Celebrity stylist Rachel Zoe is giving an interview to my left, so close I could reach out and touch her. Designer Carolina Herrera is a few feet to my right, having just showed her fall 2009 collection. She’s surrounded by well-wishers, industry professionals and photographers vying for her attention. Sounds glamorous, doesn’t it? While all of this is spine-tingling with excitement, I’ve conveniently left out the fatigue, the pushing and shoving, the aching feet, etc., that are also equally a part fashion week—what it’s really like to cover fashion week.
Reality Check 1: Fashion week involves a lot of standing with weights balanced on each shoulder in the form of heavy bags of “necessities” (camera, water bottle, wallet, business cards, miscellaneous swag). And there’s really nowhere to sit.
Reality Check 2: Worse than, but closely related to standing, is waiting. For every show.
• Check In—To start, there’s waiting in line. Actually, line is a misnomer; there is no line. It’s an unruly mob waiting to check in and get a seat assignment.
• Standing—Often, in my case, I didn’t have a seat and was assigned the lowly “standing” status. The “standing” crowd is let into the show tent only once the majority of the seated guests are in place which means, you guessed it, waiting.
• Inside the Tent—Once inside the show tent, there’s the wait for the show to begin. This can take anywhere from ten-to-twenty additional minutes.
• Departure—As soon as the show ends—bam, a sea of people clogs the exits and there’s more standing and waiting to leave.
• Repeat—And then, the cycle starts all over again with the next show.
Reality Check 3: To add insult to injury, there’s the corralling, the pushing and shoving, the security guards yelling at everyone. After a few days I start to feel like a sheep in a herd.
Reality Check 4: The sleep deprivation is overwhelming. Between the shows, which go until 9pm, the flow of parties, not to mention trying to get any work done, there’s no time for sleep. And this leads to…
Reality Check 5: Tragically, looking glamorous becomes a pipe dream. Between the sleep-deprived face, the possible hangover and the overall exhaustion of living in a constant state of anticipation, there’s really no time for appearances. And, unless you have a death wish and want to be seeing a chiropractor for the next year, heels are out of the question.

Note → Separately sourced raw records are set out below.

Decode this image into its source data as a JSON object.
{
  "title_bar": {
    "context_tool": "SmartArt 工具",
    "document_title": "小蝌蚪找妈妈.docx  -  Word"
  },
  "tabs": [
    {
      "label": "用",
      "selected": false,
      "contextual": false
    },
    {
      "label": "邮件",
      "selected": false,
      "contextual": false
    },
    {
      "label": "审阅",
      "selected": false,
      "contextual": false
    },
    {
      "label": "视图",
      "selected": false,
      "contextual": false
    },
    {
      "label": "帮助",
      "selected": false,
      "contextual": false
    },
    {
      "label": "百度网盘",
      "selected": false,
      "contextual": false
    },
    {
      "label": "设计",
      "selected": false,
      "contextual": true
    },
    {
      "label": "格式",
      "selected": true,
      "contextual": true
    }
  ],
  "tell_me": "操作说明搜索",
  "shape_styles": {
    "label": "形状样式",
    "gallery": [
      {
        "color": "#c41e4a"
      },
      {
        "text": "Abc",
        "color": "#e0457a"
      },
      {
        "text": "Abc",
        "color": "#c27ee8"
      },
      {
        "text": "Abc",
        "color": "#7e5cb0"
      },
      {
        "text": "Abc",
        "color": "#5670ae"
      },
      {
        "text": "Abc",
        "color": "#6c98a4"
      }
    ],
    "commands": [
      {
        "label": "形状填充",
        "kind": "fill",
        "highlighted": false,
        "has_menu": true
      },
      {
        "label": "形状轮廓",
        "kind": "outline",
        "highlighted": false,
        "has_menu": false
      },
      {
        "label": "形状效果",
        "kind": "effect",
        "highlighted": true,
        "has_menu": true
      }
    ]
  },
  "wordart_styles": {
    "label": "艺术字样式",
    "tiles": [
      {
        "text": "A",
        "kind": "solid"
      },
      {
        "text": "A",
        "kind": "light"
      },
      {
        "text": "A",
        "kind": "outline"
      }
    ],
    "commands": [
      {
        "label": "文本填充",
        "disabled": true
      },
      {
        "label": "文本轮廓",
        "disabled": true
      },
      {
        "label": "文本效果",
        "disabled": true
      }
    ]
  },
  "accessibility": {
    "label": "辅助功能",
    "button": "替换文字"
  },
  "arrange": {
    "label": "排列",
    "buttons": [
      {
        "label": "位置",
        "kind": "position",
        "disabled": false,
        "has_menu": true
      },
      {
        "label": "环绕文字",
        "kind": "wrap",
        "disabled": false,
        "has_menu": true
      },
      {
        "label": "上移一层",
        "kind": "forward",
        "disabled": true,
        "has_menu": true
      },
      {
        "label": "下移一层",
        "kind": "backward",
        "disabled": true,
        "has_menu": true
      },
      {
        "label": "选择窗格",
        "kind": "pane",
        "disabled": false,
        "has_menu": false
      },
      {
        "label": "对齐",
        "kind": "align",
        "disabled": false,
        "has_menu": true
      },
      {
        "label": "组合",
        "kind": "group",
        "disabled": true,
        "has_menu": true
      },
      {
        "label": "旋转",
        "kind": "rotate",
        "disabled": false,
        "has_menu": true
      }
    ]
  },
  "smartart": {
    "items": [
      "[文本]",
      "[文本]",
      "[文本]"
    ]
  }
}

So why would anyone want to go report on fashion week?
Well, there’s this little magical sliver of time, a short fifteen minutes out of every hour. It is the moment when the lights go down, the music cues and the first model breezes on to the runway. Right then, I am transported into a designer’s world. He or she shares a vision, a story, a complex chain of emotions through hand-created garments. The runway becomes a space where sartorial pieces become interlocutors; and a dress is more than just something pretty to wear.
And it keeps me coming back, season after season. (Kari Skaflen)